Mathew “Bob” Profit, Sr.,
Mathew “Bob” Profit, Sr., was a civil rights leader in the Summerville community. He was a He was a life-long member of the NAACP, attended the March on Washington, was the first African American to serve on the Dorchester County Free School Board, and was the first black Summerville town policeman. He was very involved with young people to made sure to educate them on civil rights issues within the community. Born in 1923, he died in 1987.
Born in 1907, Clemmie Bailey was a teacher and an administrator within Dorchester District Two for her entire career. A Florence native, Bailey was the daughter of a doctor and was well educated; she attended South Carolina State University and later received a master’s degree. She encouraged her students to pursue excellence through life-long education and this year, 18 years after her death, she was selected to have the new Alston-Bailey Elementary School named after her.
Col. Richard A. Hayes
Retired U.S. Air Force Col. Richard A. Hayes spent 32 years serving his country in the Air Force. During his military career he worked in space satellite and electronic warfare programs. Today, Hayes works for Atlas Technologies, Inc. in North Charleston. He has been active with several organizations – including his church and his community’s homeowner’s association – in his spare time. Hayes has also served as the chair of the Dorchester County Democratic Party for four years. He and his wife Connie have two children, Megan and Scott.
Murray United Methodist

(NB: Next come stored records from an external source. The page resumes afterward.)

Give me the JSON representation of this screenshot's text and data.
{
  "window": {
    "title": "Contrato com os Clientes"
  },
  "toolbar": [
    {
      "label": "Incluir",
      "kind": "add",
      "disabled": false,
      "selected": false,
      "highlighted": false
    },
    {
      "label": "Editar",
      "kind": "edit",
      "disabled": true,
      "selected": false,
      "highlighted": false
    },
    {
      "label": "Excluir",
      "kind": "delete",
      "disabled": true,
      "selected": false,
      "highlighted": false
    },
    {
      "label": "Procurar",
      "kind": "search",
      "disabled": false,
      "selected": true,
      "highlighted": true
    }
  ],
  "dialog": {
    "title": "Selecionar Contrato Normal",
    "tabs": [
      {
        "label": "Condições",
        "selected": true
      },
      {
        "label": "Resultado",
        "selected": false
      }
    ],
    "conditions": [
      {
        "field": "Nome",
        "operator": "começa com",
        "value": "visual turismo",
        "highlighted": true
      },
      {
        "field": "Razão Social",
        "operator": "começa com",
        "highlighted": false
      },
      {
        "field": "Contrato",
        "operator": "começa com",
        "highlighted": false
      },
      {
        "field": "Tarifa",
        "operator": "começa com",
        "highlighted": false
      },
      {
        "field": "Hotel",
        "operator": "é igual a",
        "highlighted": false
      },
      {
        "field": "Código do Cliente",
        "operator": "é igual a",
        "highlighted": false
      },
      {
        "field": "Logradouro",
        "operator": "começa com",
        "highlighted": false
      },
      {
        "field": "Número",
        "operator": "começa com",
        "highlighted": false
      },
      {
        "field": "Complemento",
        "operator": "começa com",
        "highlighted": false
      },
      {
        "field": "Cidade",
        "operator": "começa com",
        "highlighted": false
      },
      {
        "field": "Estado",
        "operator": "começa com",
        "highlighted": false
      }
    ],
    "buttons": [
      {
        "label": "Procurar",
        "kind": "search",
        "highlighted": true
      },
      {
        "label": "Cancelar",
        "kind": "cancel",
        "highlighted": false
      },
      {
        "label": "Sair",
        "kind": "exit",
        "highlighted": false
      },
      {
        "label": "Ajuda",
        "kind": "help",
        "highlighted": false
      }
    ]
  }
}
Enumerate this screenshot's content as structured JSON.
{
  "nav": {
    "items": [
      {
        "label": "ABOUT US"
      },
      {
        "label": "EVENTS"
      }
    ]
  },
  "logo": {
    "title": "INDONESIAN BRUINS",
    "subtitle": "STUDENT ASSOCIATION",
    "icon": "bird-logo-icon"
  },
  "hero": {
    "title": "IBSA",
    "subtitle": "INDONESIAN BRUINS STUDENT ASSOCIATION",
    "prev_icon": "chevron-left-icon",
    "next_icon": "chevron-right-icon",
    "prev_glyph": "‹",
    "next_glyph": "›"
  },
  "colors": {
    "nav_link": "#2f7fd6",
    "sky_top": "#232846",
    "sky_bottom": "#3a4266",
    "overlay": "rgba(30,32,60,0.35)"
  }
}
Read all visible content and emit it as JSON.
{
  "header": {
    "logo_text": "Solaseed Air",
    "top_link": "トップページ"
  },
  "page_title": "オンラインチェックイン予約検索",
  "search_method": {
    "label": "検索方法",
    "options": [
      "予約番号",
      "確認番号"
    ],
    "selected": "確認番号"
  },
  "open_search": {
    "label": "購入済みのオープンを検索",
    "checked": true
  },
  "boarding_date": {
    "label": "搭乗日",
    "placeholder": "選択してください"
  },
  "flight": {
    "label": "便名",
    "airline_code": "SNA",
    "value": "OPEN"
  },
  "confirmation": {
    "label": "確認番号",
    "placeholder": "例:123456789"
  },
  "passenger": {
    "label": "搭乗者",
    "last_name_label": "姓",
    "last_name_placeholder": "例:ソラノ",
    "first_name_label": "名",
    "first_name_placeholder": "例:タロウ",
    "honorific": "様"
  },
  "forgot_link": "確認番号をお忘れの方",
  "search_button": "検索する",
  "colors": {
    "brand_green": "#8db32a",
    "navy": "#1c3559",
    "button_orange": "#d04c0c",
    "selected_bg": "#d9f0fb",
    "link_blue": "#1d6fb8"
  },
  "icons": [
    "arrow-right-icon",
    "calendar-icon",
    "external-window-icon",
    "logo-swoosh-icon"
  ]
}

Murray United Methodist Church, 1216 Orangeburg Road, has been a part of the greater Summerville community for 150 years. Founded in 1864 toward the end of the Civil War, Murray United Methodist has been fulfilling its mission to teach, inspire and nurture its congregation. The church strives to recognize its strong African American spiritual traditions.